|6-cylinder||Sedan||W187||W105 / W180 / W128||W111||W114||W123|
|Coupé||W187||W180 / W128||W111||C107|
|W108 / W109|
|Limousine||W186 / W189||W100 (600)|

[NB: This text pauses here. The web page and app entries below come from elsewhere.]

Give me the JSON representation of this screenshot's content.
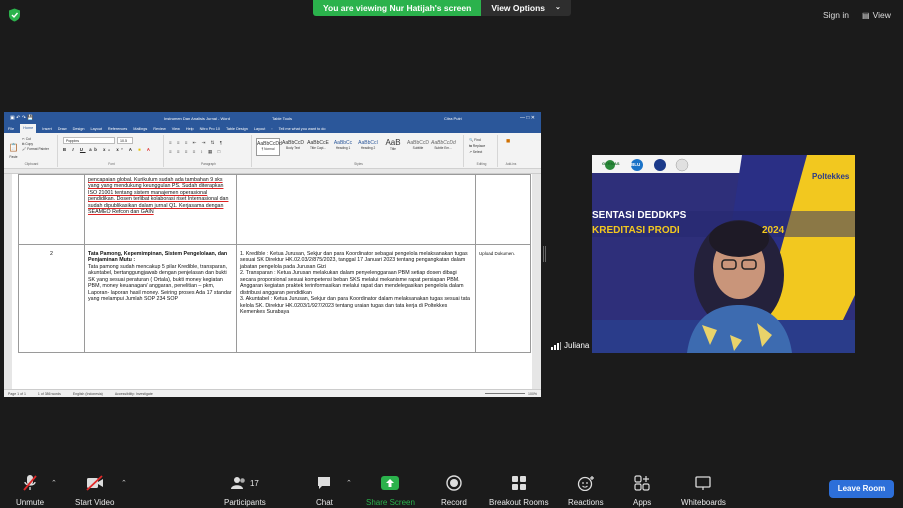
{
  "banner": {
    "viewing_text": "You are viewing Nur Hatijah's screen",
    "view_options": "View Options"
  },
  "top_right": {
    "sign_in": "Sign in",
    "view": "View"
  },
  "word": {
    "doc_title": "Instrumen Dan Analisis Jurnal - Word",
    "table_tools": "Table Tools",
    "user": "Citra Putri",
    "tabs": [
      "File",
      "Home",
      "Insert",
      "Draw",
      "Design",
      "Layout",
      "References",
      "Mailings",
      "Review",
      "View",
      "Help",
      "Nitro Pro 10",
      "Table Design",
      "Layout"
    ],
    "tell_me": "Tell me what you want to do",
    "font_name": "Poppins",
    "font_size": "10.5",
    "groups": [
      "Clipboard",
      "Font",
      "Paragraph",
      "Styles",
      "Editing",
      "Add-ins"
    ],
    "styles": [
      {
        "sample": "AaBbCcDd",
        "name": "¶ Normal"
      },
      {
        "sample": "AaBbCcD",
        "name": "Body Text"
      },
      {
        "sample": "AaBbCcE",
        "name": "Title Capi..."
      },
      {
        "sample": "AaBbCc",
        "name": "Heading 1"
      },
      {
        "sample": "AaBbCcI",
        "name": "Heading 2"
      },
      {
        "sample": "AaB",
        "name": "Title"
      },
      {
        "sample": "AaBbCcD",
        "name": "Subtitle"
      },
      {
        "sample": "AaBbCcDd",
        "name": "Subtle Em..."
      }
    ],
    "editing": [
      "Find",
      "Replace",
      "Select"
    ],
    "clipboard": [
      "Cut",
      "Copy",
      "Format Painter",
      "Paste"
    ],
    "status_left": "Page 1 of 1",
    "status_words": "1 of 386 words",
    "status_lang": "English (Indonesia)",
    "status_access": "Accessibility: Investigate",
    "zoom": "100%"
  },
  "table": {
    "row1": {
      "text": "pencapaian global. Kurikulum sudah ada tambahan 9 sks yang yang mendukung keunggulan PS. Sudah diterapkan ISO 21001 tentang sistem manajemen operasional pendidikan. Dosen terlibat kolaborasi riset Internasional dan sudah dipublikasikan dalam jurnal Q1. Kerjasama dengan SEAMEO Refcon dan GAIN"
    },
    "row2": {
      "number": "2",
      "heading": "Tata Pamong, Kepemimpinan, Sistem Pengelolaan, dan Penjaminan Mutu :",
      "description": "Tata pamong sudah mencakup 5 pilar Kredible, transparan, akuntabel, bertanggungjawab dengan penjelasan dan bukti SK yang sesuai peraturan ( Ortala), bukti money kegiatan PBM, money keuanagan/ anggaran, penelitian – pkm, Laporan- laporan hasil money. Seiring proses Ada 17 standar yang melampui Jumlah SOP 234 SOP",
      "evidence": "1. Kredible : Ketua Jurusan, Sekjur dan para Koordinator sebagai pengelola melaksanakan tugas sesuai SK Direktur HK.02.03/2/875/2023, tanggal 17 Januari 2023 tentang pengangkatan dalam jabatan pengelola pada Jurusan Gizi\n2. Transparan : Ketua Jurusan melakukan dalam penyelenggaraan PBM setiap dosen dibagi secara proporsional sesuai kompetensi beban SKS melalui mekanisme rapat persiapan PBM. Anggaran kegiatan praktek terinformasikan melalui rapat dan mendelegasikan pengelola dalam distribusi anggaran pendidikan\n3. Akuntabel : Ketua Jurusan, Sekjur dan para Koordinator dalam melaksanakan tugas sesuai tata kelola SK. Direktur HK.0203/1/927/2023 tentang uraian tugas dan tata kerja di Poltekkes Kemenkes Surabaya",
      "note": "Upload Dokumen."
    }
  },
  "video": {
    "participant_name": "Juliana",
    "banner_line1": "SENTASI DEDDKPS",
    "banner_line2": "KREDITASI PRODI",
    "banner_year": "2024",
    "logo_text": "Poltekkes",
    "logo_small": [
      "GERMAS",
      "BLU"
    ]
  },
  "toolbar": {
    "unmute": "Unmute",
    "start_video": "Start Video",
    "participants": "Participants",
    "participants_count": "17",
    "chat": "Chat",
    "share_screen": "Share Screen",
    "record": "Record",
    "breakout_rooms": "Breakout Rooms",
    "reactions": "Reactions",
    "apps": "Apps",
    "whiteboards": "Whiteboards",
    "leave": "Leave Room"
  },
  "colors": {
    "share_green": "#2bb24c",
    "leave_blue": "#2d6fd9",
    "word_blue": "#2b579a",
    "mic_off_red": "#e02828"
  }
}
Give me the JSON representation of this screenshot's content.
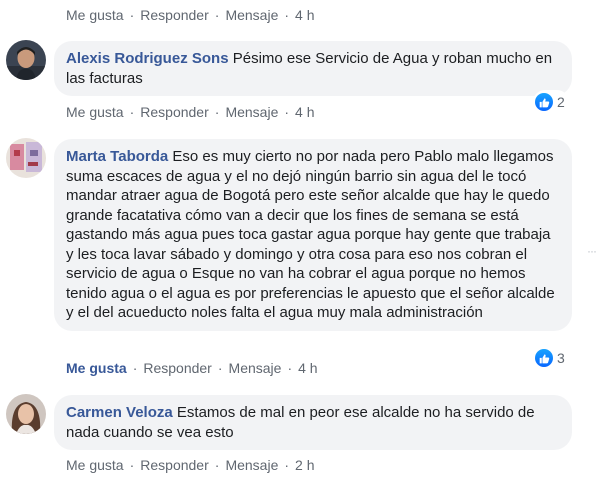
{
  "top_actions": {
    "like": "Me gusta",
    "reply": "Responder",
    "message": "Mensaje",
    "time": "4 h"
  },
  "comments": [
    {
      "author": "Alexis Rodriguez Sons",
      "text": "Pésimo ese Servicio de Agua y roban mucho en las facturas",
      "reactions": "2",
      "actions": {
        "like": "Me gusta",
        "reply": "Responder",
        "message": "Mensaje",
        "time": "4 h"
      },
      "liked": false
    },
    {
      "author": "Marta Taborda",
      "text": "Eso es muy cierto no por nada pero Pablo malo llegamos suma escaces de agua y el no dejó ningún barrio sin agua del le tocó mandar atraer agua de Bogotá pero este señor alcalde que hay le quedo grande facatativa cómo van a decir que los fines de semana se está gastando más agua pues toca gastar agua porque hay gente que trabaja y les toca lavar sábado y domingo y otra cosa para eso nos cobran el servicio de agua o Esque no van ha cobrar el agua porque no hemos tenido agua o el agua es por preferencias le apuesto que el señor alcalde y el del acueducto noles falta el agua muy mala administración",
      "reactions": "3",
      "actions": {
        "like": "Me gusta",
        "reply": "Responder",
        "message": "Mensaje",
        "time": "4 h"
      },
      "liked": true
    },
    {
      "author": "Carmen Veloza",
      "text": "Estamos de mal en peor ese alcalde no ha servido de nada cuando se vea esto",
      "actions": {
        "like": "Me gusta",
        "reply": "Responder",
        "message": "Mensaje",
        "time": "2 h"
      },
      "liked": false
    }
  ],
  "colors": {
    "author": "#385898",
    "bubble": "#f2f3f5",
    "meta": "#606770",
    "like_blue": "#1877f2"
  }
}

|Sports||Roadster||W198 / W121 B2||W113||R107|